For the hour ending at noon CT, ERCOT's wind fleet had produced at an average level of almost 6.9 GW, and utility-scale solar had produced at an average level of almost 1.7 GW.


Asked if the moderation of weather conditions had contributed as much or more to ERCOT's ability to eliminate rotating outages than the restoration of generation, Woodfin said, "It probably had a bigger impact."

After three days with ERCOT's population-weighted average Fahrenheit temperatures in the teens, the average was 24.6 degrees F on Feb. 17 and is forecast to remain in the high 20s degrees F before moving above freezing on Feb. 20, according to CustomWeather data.

The moderation of temperatures affected the situation in several ways, Woodfin said.

"As we started restoring load, we found that there was less load on the circuits than there had been [when they were switched off]," Woodfin said. "Less load was a function of businesses being shut down."

But another factor was that residential load, with less need to operate heating systems, was lighter "due to less cold temperatures," Woodfin said.

Outages that persisted Feb. 18 may have been due to one of the following issues:

Ice storm damage on the distribution system

  • The need to restore service manually, rather than by remote switching
  • Large industrial facilities that voluntarily went offline to help during this energy emergency


As rotating outages continue, ERCOT has administratively set real-time locational marginal prices at $9,000/MWh, the systemwide offer cap.

This was in response to a Public Utility Commission of Texas order that scarcity pricing should reflect the value of lost load, which has been determined as $9,000/MWh, as long as rotating outages persist, at least until the next PUC regularly open meeting.

The PUC on Feb. 15 ordered the suspension of a rule that would have required a change in the systemwide offer cap from the current $9,000/MWh to the larger of two numbers: $2,000/MWh or 50 times the natural gas index price, which ERCOT has designated as the price at Katy, Texas.

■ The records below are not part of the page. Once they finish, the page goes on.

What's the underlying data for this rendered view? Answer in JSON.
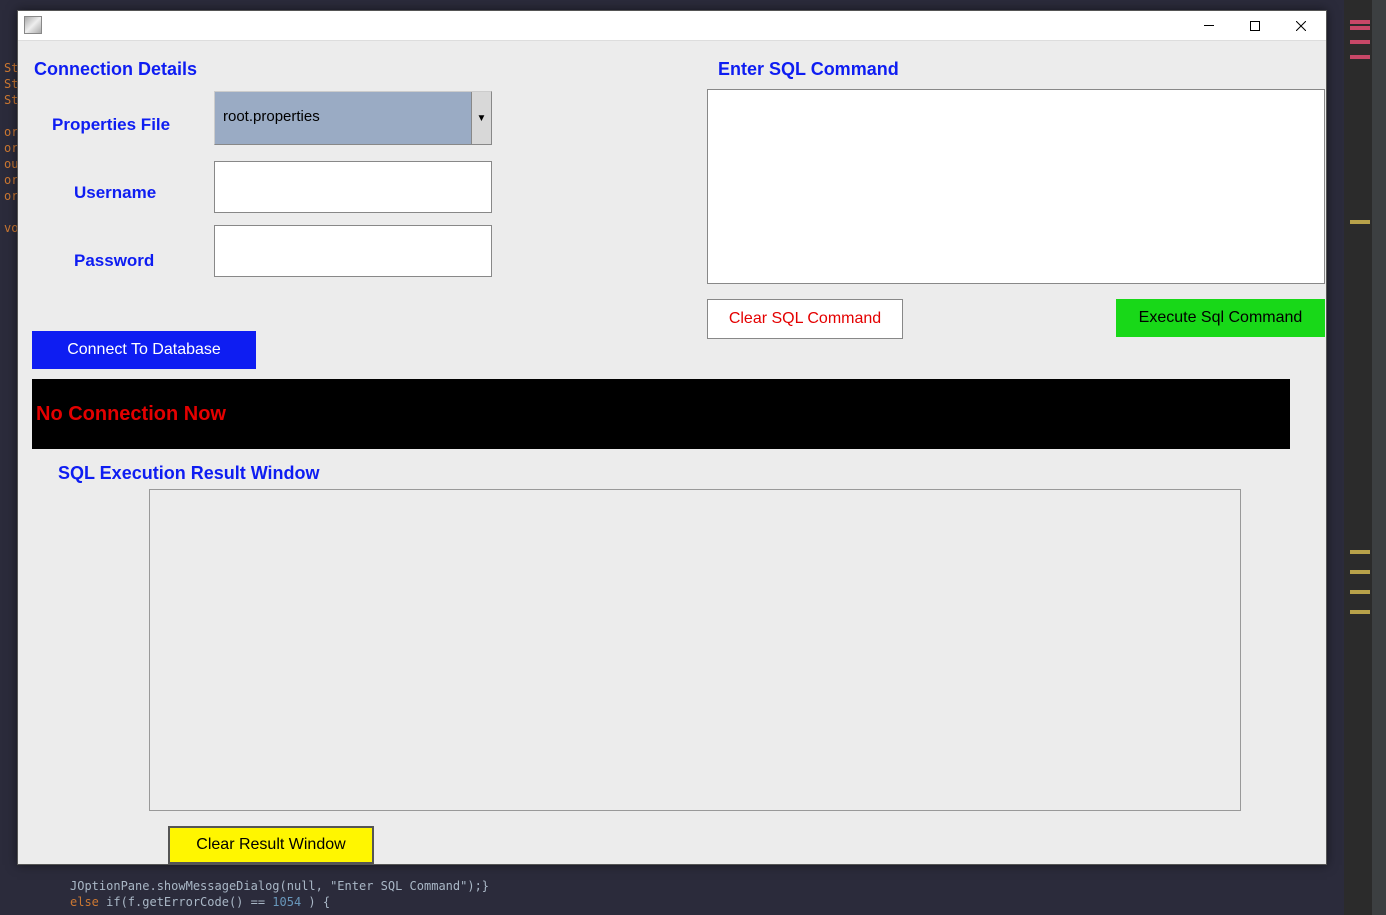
{
  "headers": {
    "connection_details": "Connection Details",
    "enter_sql": "Enter SQL Command",
    "result_window": "SQL Execution Result Window"
  },
  "labels": {
    "properties_file": "Properties File",
    "username": "Username",
    "password": "Password"
  },
  "fields": {
    "properties_file_value": "root.properties",
    "username_value": "",
    "password_value": "",
    "sql_command_value": ""
  },
  "buttons": {
    "connect": "Connect To Database",
    "clear_sql": "Clear SQL Command",
    "execute": "Execute Sql Command",
    "clear_result": "Clear Result Window"
  },
  "status": {
    "text": "No Connection Now"
  },
  "window_controls": {
    "minimize": "–",
    "maximize": "☐",
    "close": "✕"
  },
  "background_code": {
    "line1": "JOptionPane.showMessageDialog(null, \"Enter SQL Command\");}",
    "line2": "else if(f.getErrorCode() == 1054 ) {"
  }
}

On Feb. 17, that Katy price was $359.14/MMBtu; therefore, the power price cap would have been $17,957/MWh, if the rule had not been suspended.

The threshold that normally triggers the systemwide offer cap change from the $9,000/MWh, known as the "HCAP," to the larger of either $2,000/MWh or 50 times the fuel index price, known as the "LCAP," is when the year-to-date cumulative Peaker Net Margin exceeds $315,000, considered to be three times the annual cost of new entry for a natural gas peaking generator.


PNM is a measure of how much net revenue a hypothetical natural gas generator might have earned in a year, given real-time power prices and spot natural gas prices. The 2020 total was less than $50,075. ERCOT's record high PNM was almost $150,000 in 2019, according to Potomac Economics, ERCOT's independent market monitor.

The PNM was $445,900.80 as of 4 pm Feb. 17, the latest date available on the ERCOT website.

ERCOT's board of directors plan a urgent meeting for 10 am CT Feb. 24 to discuss this winter event and the grid operator's performance.

And Texas House speaker Dade Phelan has asked the House State Affairs and Energy Resources committees to conduct a joint hearing to review factors leading to the large amount of electric generation dropping off the system and subsequent statewide rolling blackouts. The hearing is scheduled for 9 am CT Feb. 25.

The PUC has its next regular open meetings scheduled for Feb. 25-26, but that schedule may be adjusted to accommodate the hearing in the state House of Representatives.